▶ _Records shown_
++++++++++

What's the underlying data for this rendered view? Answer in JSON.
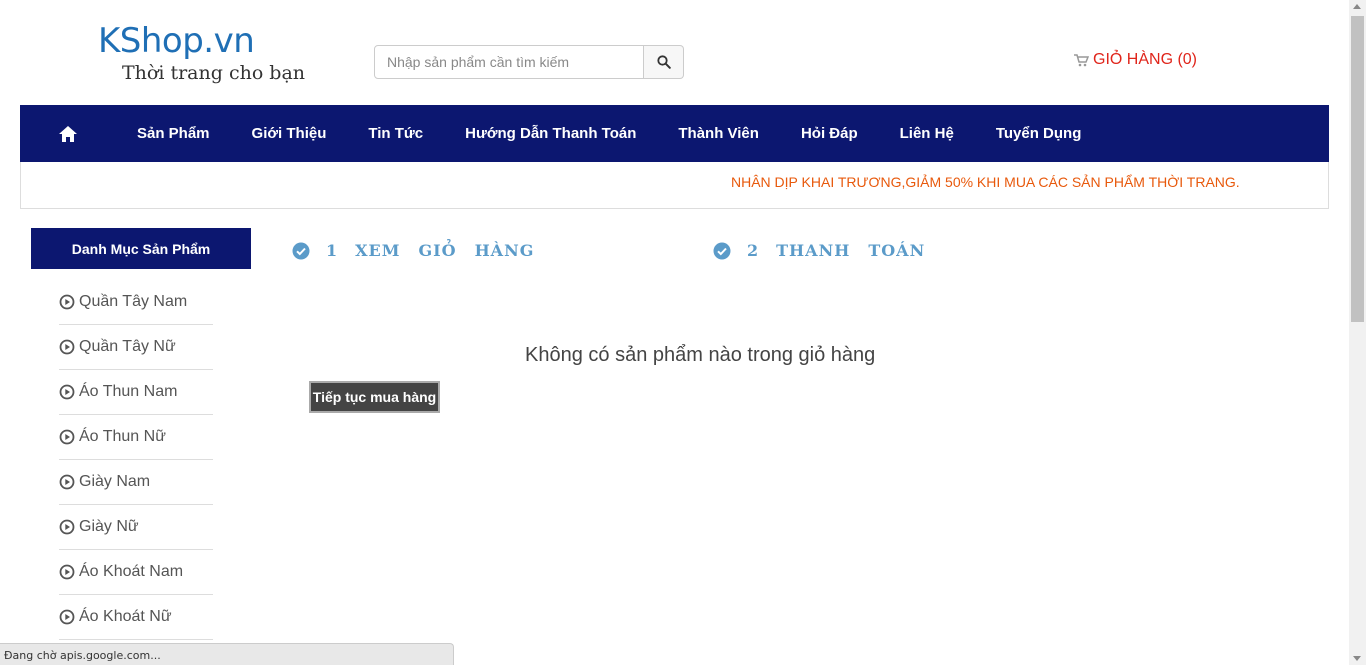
{
  "header": {
    "logo_text": "KShop.vn",
    "logo_tagline": "Thời trang cho bạn",
    "search_placeholder": "Nhập sản phẩm cần tìm kiếm",
    "cart_label": "GIỎ HÀNG (0)"
  },
  "nav": {
    "items": [
      {
        "label": "Sản Phẩm"
      },
      {
        "label": "Giới Thiệu"
      },
      {
        "label": "Tin Tức"
      },
      {
        "label": "Hướng Dẫn Thanh Toán"
      },
      {
        "label": "Thành Viên"
      },
      {
        "label": "Hỏi Đáp"
      },
      {
        "label": "Liên Hệ"
      },
      {
        "label": "Tuyển Dụng"
      }
    ]
  },
  "promo": {
    "text": "NHÂN DỊP KHAI TRƯƠNG,GIẢM 50% KHI MUA CÁC SẢN PHẨM THỜI TRANG."
  },
  "sidebar": {
    "title": "Danh Mục Sản Phẩm",
    "categories": [
      {
        "label": "Quần Tây Nam"
      },
      {
        "label": "Quần Tây Nữ"
      },
      {
        "label": "Áo Thun Nam"
      },
      {
        "label": "Áo Thun Nữ"
      },
      {
        "label": "Giày Nam"
      },
      {
        "label": "Giày Nữ"
      },
      {
        "label": "Áo Khoát Nam"
      },
      {
        "label": "Áo Khoát Nữ"
      }
    ]
  },
  "steps": [
    {
      "number": "1",
      "words": [
        "XEM",
        "GIỎ",
        "HÀNG"
      ]
    },
    {
      "number": "2",
      "words": [
        "THANH",
        "TOÁN"
      ]
    }
  ],
  "cart": {
    "empty_message": "Không có sản phẩm nào trong giỏ hàng",
    "continue_label": "Tiếp tục mua hàng"
  },
  "status_bar": {
    "text": "Đang chờ apis.google.com..."
  },
  "colors": {
    "nav_bg": "#0c1770",
    "cart_red": "#e0251b",
    "promo_orange": "#e8590c",
    "step_blue": "#5b9bc9"
  }
}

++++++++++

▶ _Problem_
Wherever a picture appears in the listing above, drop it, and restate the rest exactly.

▶ _Task answer_
What's the underlying data for this rendered view? Answer in JSON.
{
  "header": {
    "logo_text": "KShop.vn",
    "logo_tagline": "Thời trang cho bạn",
    "search_placeholder": "Nhập sản phẩm cần tìm kiếm",
    "cart_label": "GIỎ HÀNG (0)"
  },
  "nav": {
    "items": [
      {
        "label": "Sản Phẩm"
      },
      {
        "label": "Giới Thiệu"
      },
      {
        "label": "Tin Tức"
      },
      {
        "label": "Hướng Dẫn Thanh Toán"
      },
      {
        "label": "Thành Viên"
      },
      {
        "label": "Hỏi Đáp"
      },
      {
        "label": "Liên Hệ"
      },
      {
        "label": "Tuyển Dụng"
      }
    ]
  },
  "promo": {
    "text": "NHÂN DỊP KHAI TRƯƠNG,GIẢM 50% KHI MUA CÁC SẢN PHẨM THỜI TRANG."
  },
  "sidebar": {
    "title": "Danh Mục Sản Phẩm",
    "categories": [
      {
        "label": "Quần Tây Nam"
      },
      {
        "label": "Quần Tây Nữ"
      },
      {
        "label": "Áo Thun Nam"
      },
      {
        "label": "Áo Thun Nữ"
      },
      {
        "label": "Giày Nam"
      },
      {
        "label": "Giày Nữ"
      },
      {
        "label": "Áo Khoát Nam"
      },
      {
        "label": "Áo Khoát Nữ"
      }
    ]
  },
  "steps": [
    {
      "number": "1",
      "words": [
        "XEM",
        "GIỎ",
        "HÀNG"
      ]
    },
    {
      "number": "2",
      "words": [
        "THANH",
        "TOÁN"
      ]
    }
  ],
  "cart": {
    "empty_message": "Không có sản phẩm nào trong giỏ hàng",
    "continue_label": "Tiếp tục mua hàng"
  },
  "status_bar": {
    "text": "Đang chờ apis.google.com..."
  },
  "colors": {
    "nav_bg": "#0c1770",
    "cart_red": "#e0251b",
    "promo_orange": "#e8590c",
    "step_blue": "#5b9bc9"
  }
}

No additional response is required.